_Directions:_ Leaving the pictures aside, write out the whole listing below exactly.

____ The data

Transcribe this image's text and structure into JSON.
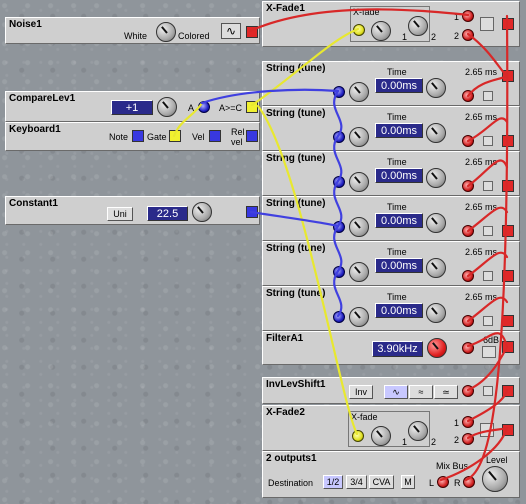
{
  "noise": {
    "title": "Noise1",
    "white": "White",
    "colored": "Colored"
  },
  "compare": {
    "title": "CompareLev1",
    "value": "+1",
    "a": "A",
    "agc": "A>=C"
  },
  "keyboard": {
    "title": "Keyboard1",
    "note": "Note",
    "gate": "Gate",
    "vel": "Vel",
    "relvel1": "Rel",
    "relvel2": "vel"
  },
  "constant": {
    "title": "Constant1",
    "uni": "Uni",
    "value": "22.5"
  },
  "xfade1": {
    "title": "X-Fade1",
    "label": "X-fade",
    "in1": "1",
    "in2": "2",
    "o1": "1",
    "o2": "2"
  },
  "strings": [
    {
      "title": "String (tune)",
      "time_label": "Time",
      "time": "0.00ms",
      "freq": "2.65 ms"
    },
    {
      "title": "String (tune)",
      "time_label": "Time",
      "time": "0.00ms",
      "freq": "2.65 ms"
    },
    {
      "title": "String (tune)",
      "time_label": "Time",
      "time": "0.00ms",
      "freq": "2.65 ms"
    },
    {
      "title": "String (tune)",
      "time_label": "Time",
      "time": "0.00ms",
      "freq": "2.65 ms"
    },
    {
      "title": "String (tune)",
      "time_label": "Time",
      "time": "0.00ms",
      "freq": "2.65 ms"
    },
    {
      "title": "String (tune)",
      "time_label": "Time",
      "time": "0.00ms",
      "freq": "2.65 ms"
    }
  ],
  "filter": {
    "title": "FilterA1",
    "freq": "3.90kHz",
    "db": "6dB"
  },
  "invlev": {
    "title": "InvLevShift1",
    "inv": "Inv"
  },
  "xfade2": {
    "title": "X-Fade2",
    "label": "X-fade",
    "in1": "1",
    "in2": "2",
    "o1": "1",
    "o2": "2"
  },
  "outputs": {
    "title": "2 outputs1",
    "destination": "Destination",
    "b12": "1/2",
    "b34": "3/4",
    "cva": "CVA",
    "m": "M",
    "mixbus": "Mix Bus",
    "level": "Level",
    "l": "L",
    "r": "R"
  },
  "colors": {
    "red": "#e02828",
    "blue": "#3838e0",
    "yellow": "#f0f030",
    "panel": "#cfcfcf"
  }
}
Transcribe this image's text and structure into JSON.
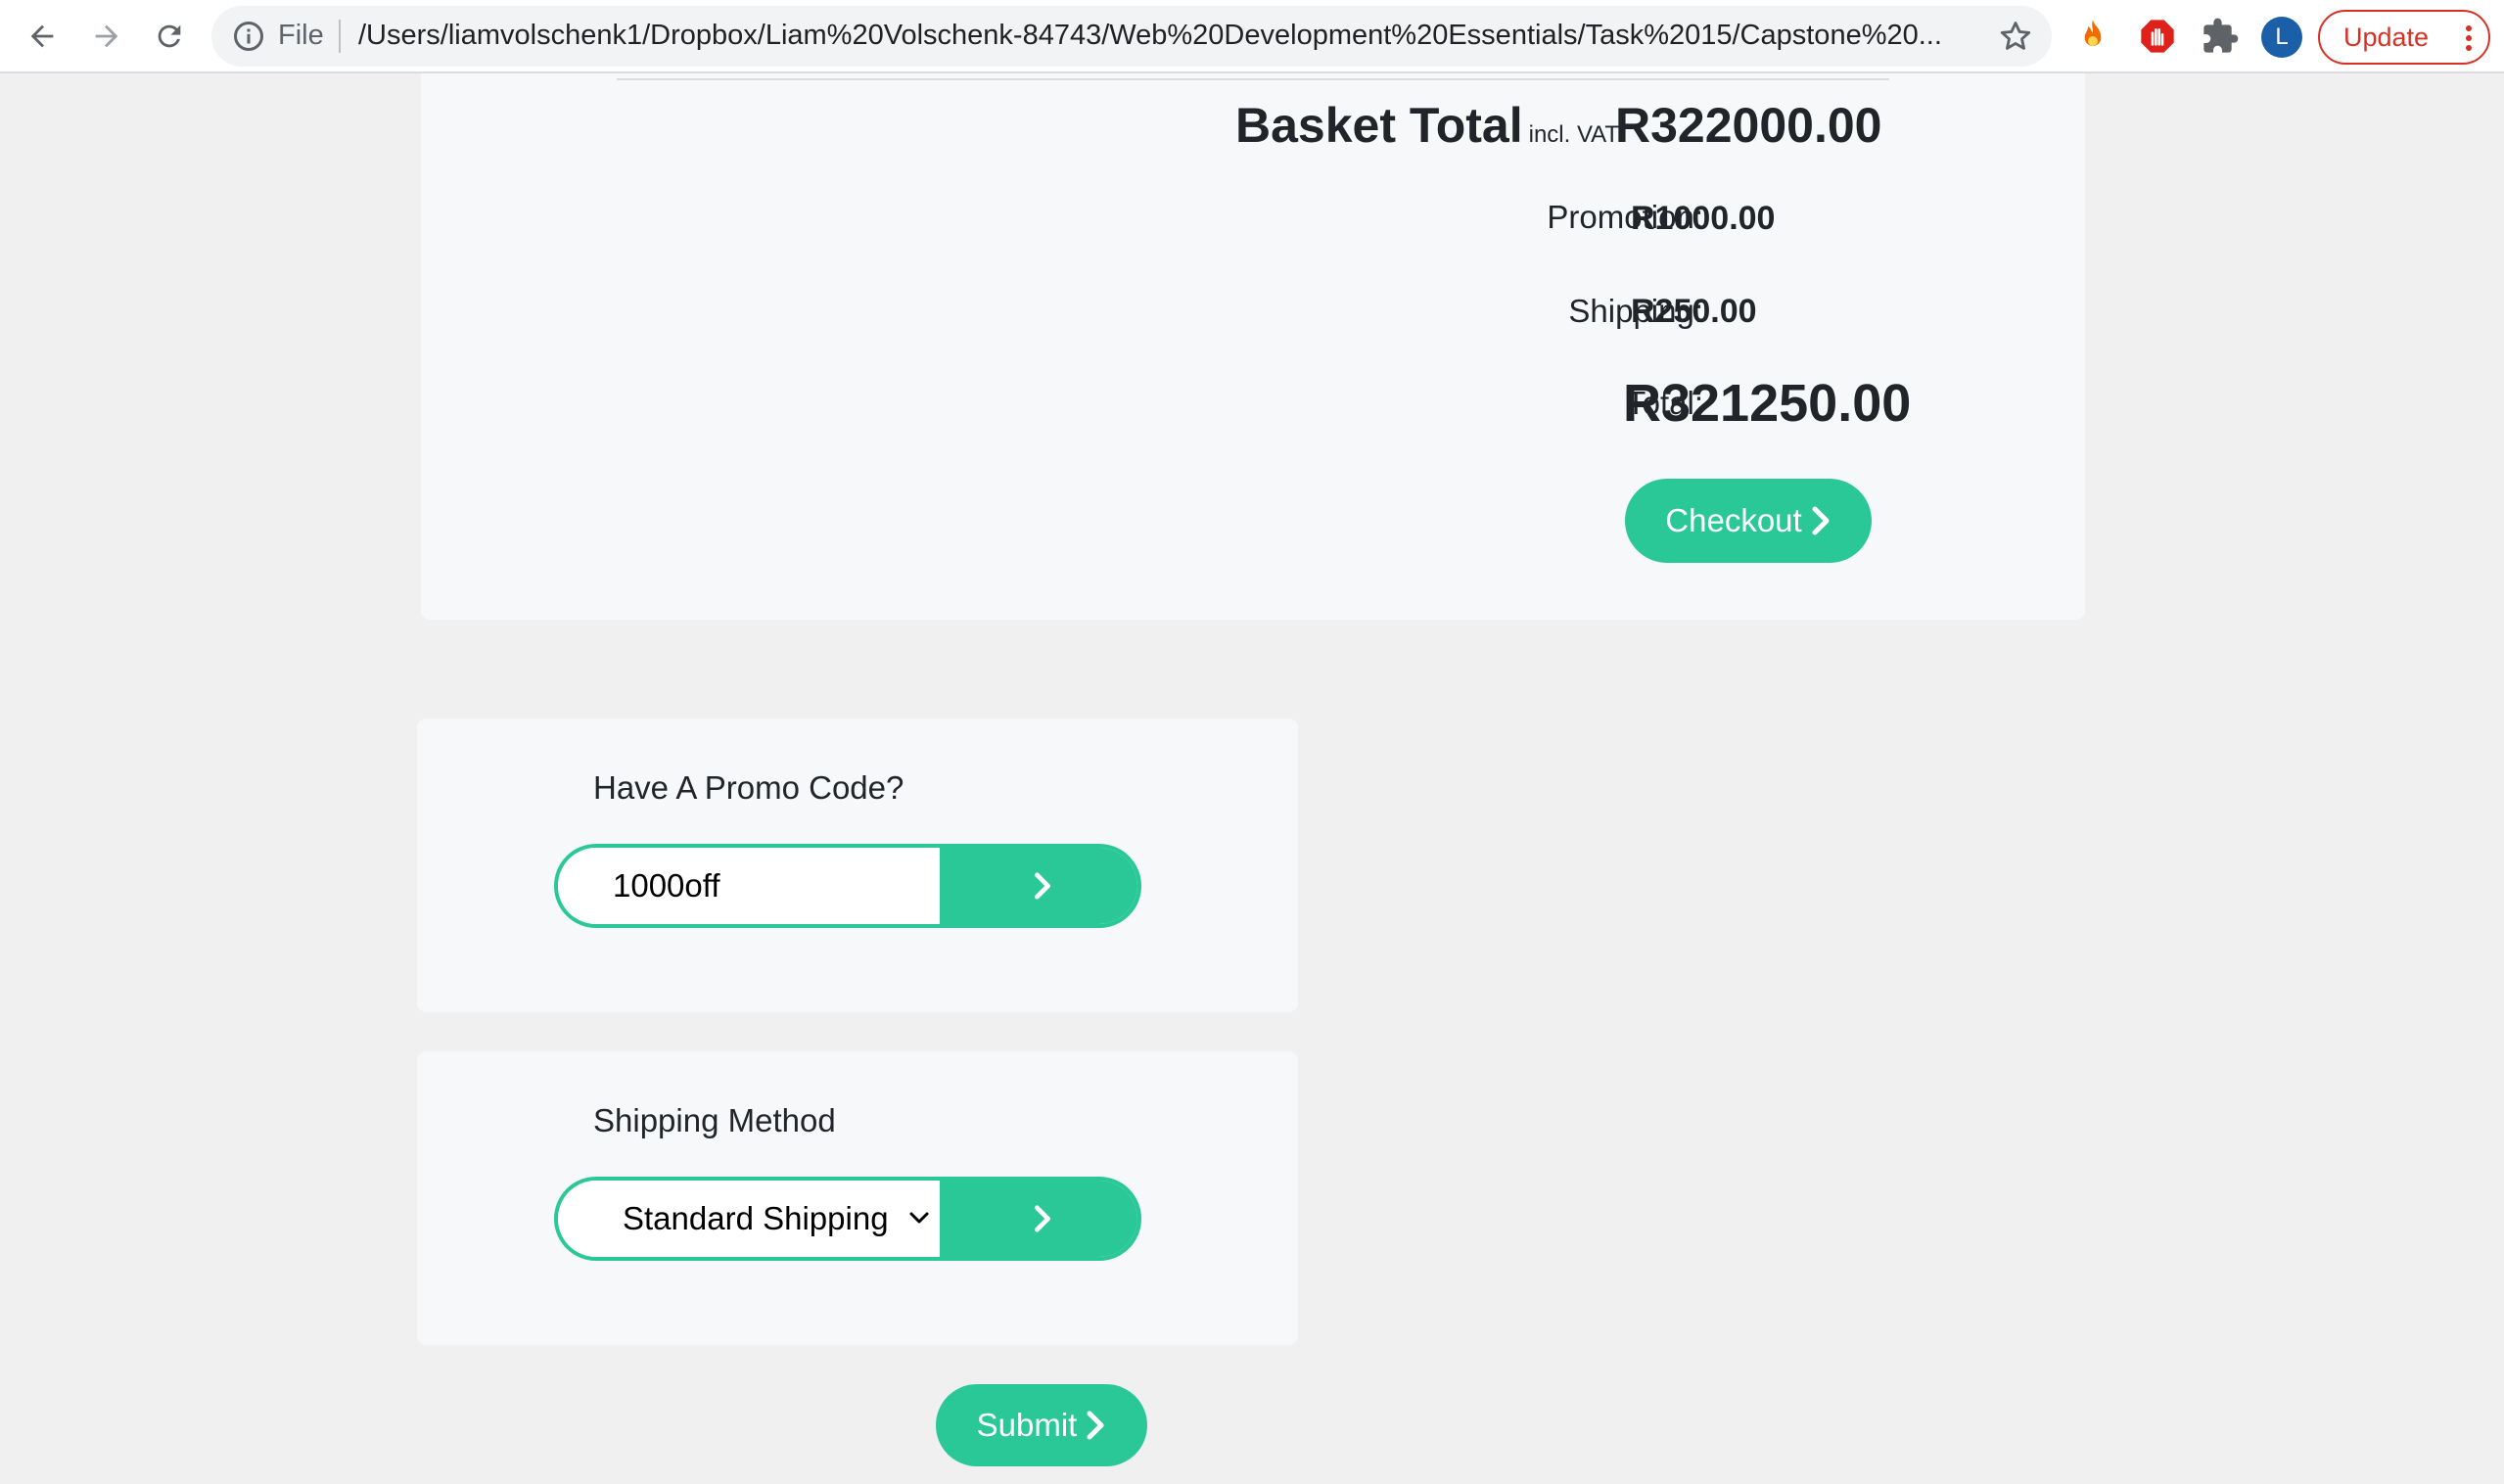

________

_Problem solution:_
Transcribe this image's text and structure into JSON.
{
  "noise": {
    "title": "Noise1",
    "white": "White",
    "colored": "Colored"
  },
  "compare": {
    "title": "CompareLev1",
    "value": "+1",
    "a": "A",
    "agc": "A>=C"
  },
  "keyboard": {
    "title": "Keyboard1",
    "note": "Note",
    "gate": "Gate",
    "vel": "Vel",
    "relvel1": "Rel",
    "relvel2": "vel"
  },
  "constant": {
    "title": "Constant1",
    "uni": "Uni",
    "value": "22.5"
  },
  "xfade1": {
    "title": "X-Fade1",
    "label": "X-fade",
    "in1": "1",
    "in2": "2",
    "o1": "1",
    "o2": "2"
  },
  "strings": [
    {
      "title": "String (tune)",
      "time_label": "Time",
      "time": "0.00ms",
      "freq": "2.65 ms"
    },
    {
      "title": "String (tune)",
      "time_label": "Time",
      "time": "0.00ms",
      "freq": "2.65 ms"
    },
    {
      "title": "String (tune)",
      "time_label": "Time",
      "time": "0.00ms",
      "freq": "2.65 ms"
    },
    {
      "title": "String (tune)",
      "time_label": "Time",
      "time": "0.00ms",
      "freq": "2.65 ms"
    },
    {
      "title": "String (tune)",
      "time_label": "Time",
      "time": "0.00ms",
      "freq": "2.65 ms"
    },
    {
      "title": "String (tune)",
      "time_label": "Time",
      "time": "0.00ms",
      "freq": "2.65 ms"
    }
  ],
  "filter": {
    "title": "FilterA1",
    "freq": "3.90kHz",
    "db": "6dB"
  },
  "invlev": {
    "title": "InvLevShift1",
    "inv": "Inv"
  },
  "xfade2": {
    "title": "X-Fade2",
    "label": "X-fade",
    "in1": "1",
    "in2": "2",
    "o1": "1",
    "o2": "2"
  },
  "outputs": {
    "title": "2 outputs1",
    "destination": "Destination",
    "b12": "1/2",
    "b34": "3/4",
    "cva": "CVA",
    "m": "M",
    "mixbus": "Mix Bus",
    "level": "Level",
    "l": "L",
    "r": "R"
  },
  "colors": {
    "red": "#e02828",
    "blue": "#3838e0",
    "yellow": "#f0f030",
    "panel": "#cfcfcf"
  }
}
Transcribe this image's text and structure into JSON.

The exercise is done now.